There could be more done by the private sector and leaders to bridge a set of policy goals that would advance all our public education system. As much as you hear CEOs advocate for tax reforms that benefit their companies, they have a future workforce that they need to be focused on and they need to be doing more to advocate for policies that will impact all their future workers — and that means all our students.
I would like to hear a stronger voice by CEOs and leaders in the private sector on behalf of access to early childhood education, and when folks are testifying on behalf of expanded Head Start, when their lobbyists are on the Hill advocating for any kind of tax reforms or tax cuts, it’d sure be nice for their list to include — and high on their list — access to early childhood education, access to tech-based STEM and STEAM.
I’d like to see a convening that reflects community leaders, state and local education players, higher education. We’re seeing our Latino students not having the success they need to have now that we’ve reduced the high school graduation dropout rate to less than 10 percent. They’re not being retained and they’re not succeeding at college. We need to make sure that the private sector’s invested in that, as well as states and the federal government.
We’re all going to have to rely on these students and make sure that they’re getting the right investments and the access to the quality education they deserve, not just because it’s going to benefit our communities, but because it’s going to have an integral impact on the economic success of our country. That point is not being made enough by individuals outside of ourselves today, outside of leaders who represent these constituencies.
We need more leadership at the federal level, more leadership at the state level, and the private sectors to step up and think about the role that they can play, not just in enhancing a part of our education system, but how can they really help and weigh in on policy reforms on behalf of all of our education system.
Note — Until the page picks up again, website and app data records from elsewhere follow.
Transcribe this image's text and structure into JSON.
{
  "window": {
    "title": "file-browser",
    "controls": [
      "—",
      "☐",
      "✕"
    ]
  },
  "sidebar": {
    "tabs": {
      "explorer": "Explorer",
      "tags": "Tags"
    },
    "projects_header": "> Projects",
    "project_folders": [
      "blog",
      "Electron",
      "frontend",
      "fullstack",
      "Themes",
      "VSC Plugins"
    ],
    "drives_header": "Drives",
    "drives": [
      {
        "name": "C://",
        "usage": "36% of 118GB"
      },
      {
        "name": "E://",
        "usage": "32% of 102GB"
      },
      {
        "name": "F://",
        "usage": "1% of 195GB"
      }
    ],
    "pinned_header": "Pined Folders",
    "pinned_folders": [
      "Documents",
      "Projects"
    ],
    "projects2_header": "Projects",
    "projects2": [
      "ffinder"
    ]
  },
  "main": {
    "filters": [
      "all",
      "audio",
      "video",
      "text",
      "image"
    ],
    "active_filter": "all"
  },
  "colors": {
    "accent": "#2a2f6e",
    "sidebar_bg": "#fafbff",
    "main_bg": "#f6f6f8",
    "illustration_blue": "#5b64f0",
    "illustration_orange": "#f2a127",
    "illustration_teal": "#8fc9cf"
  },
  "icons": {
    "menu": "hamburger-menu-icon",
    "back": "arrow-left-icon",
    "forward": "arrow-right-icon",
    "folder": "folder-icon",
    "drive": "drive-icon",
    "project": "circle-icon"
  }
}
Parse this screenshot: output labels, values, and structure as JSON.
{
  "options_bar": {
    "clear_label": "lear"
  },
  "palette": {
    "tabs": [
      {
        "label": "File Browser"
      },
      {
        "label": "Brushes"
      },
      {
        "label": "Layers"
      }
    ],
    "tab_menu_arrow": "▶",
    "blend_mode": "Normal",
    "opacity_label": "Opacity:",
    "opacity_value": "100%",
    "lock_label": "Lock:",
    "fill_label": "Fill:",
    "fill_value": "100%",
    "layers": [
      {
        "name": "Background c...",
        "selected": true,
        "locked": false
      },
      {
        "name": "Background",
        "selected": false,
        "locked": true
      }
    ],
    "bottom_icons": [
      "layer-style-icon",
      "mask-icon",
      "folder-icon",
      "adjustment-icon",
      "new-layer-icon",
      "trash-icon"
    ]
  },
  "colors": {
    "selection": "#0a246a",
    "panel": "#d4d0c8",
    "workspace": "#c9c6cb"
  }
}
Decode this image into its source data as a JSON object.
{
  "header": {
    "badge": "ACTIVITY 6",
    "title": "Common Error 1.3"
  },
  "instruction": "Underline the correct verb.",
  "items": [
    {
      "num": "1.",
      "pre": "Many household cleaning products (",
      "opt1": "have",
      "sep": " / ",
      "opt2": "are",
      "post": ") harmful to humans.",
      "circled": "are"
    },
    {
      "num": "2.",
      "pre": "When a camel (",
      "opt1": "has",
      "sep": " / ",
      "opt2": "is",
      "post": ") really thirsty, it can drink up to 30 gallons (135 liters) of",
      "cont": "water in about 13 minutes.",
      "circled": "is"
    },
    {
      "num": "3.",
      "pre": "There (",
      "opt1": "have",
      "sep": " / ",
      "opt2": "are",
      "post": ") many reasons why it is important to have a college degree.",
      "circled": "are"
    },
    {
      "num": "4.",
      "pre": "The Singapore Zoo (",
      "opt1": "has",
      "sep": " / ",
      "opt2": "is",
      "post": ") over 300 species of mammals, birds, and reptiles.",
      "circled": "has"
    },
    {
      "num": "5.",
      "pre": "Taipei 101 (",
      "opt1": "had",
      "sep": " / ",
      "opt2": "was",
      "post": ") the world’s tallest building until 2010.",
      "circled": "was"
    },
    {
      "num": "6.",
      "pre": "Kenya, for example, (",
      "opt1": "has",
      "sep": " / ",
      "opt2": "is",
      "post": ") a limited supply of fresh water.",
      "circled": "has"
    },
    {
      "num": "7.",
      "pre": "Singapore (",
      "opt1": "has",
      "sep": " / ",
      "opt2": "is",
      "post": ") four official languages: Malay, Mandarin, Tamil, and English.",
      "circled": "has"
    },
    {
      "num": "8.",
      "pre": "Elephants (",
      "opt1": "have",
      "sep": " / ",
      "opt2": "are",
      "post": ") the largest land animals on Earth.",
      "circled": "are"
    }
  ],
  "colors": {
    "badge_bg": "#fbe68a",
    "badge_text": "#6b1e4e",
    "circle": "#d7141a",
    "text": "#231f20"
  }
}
Ross Wiener is vice president at the Aspen Institute and executive director of its Education & Society Program. Previously, he was vice president for program and policy at the Education Trust and a trial attorney in the U.S. Department of Justice, Civil Rights Division, Educational Opportunities Section.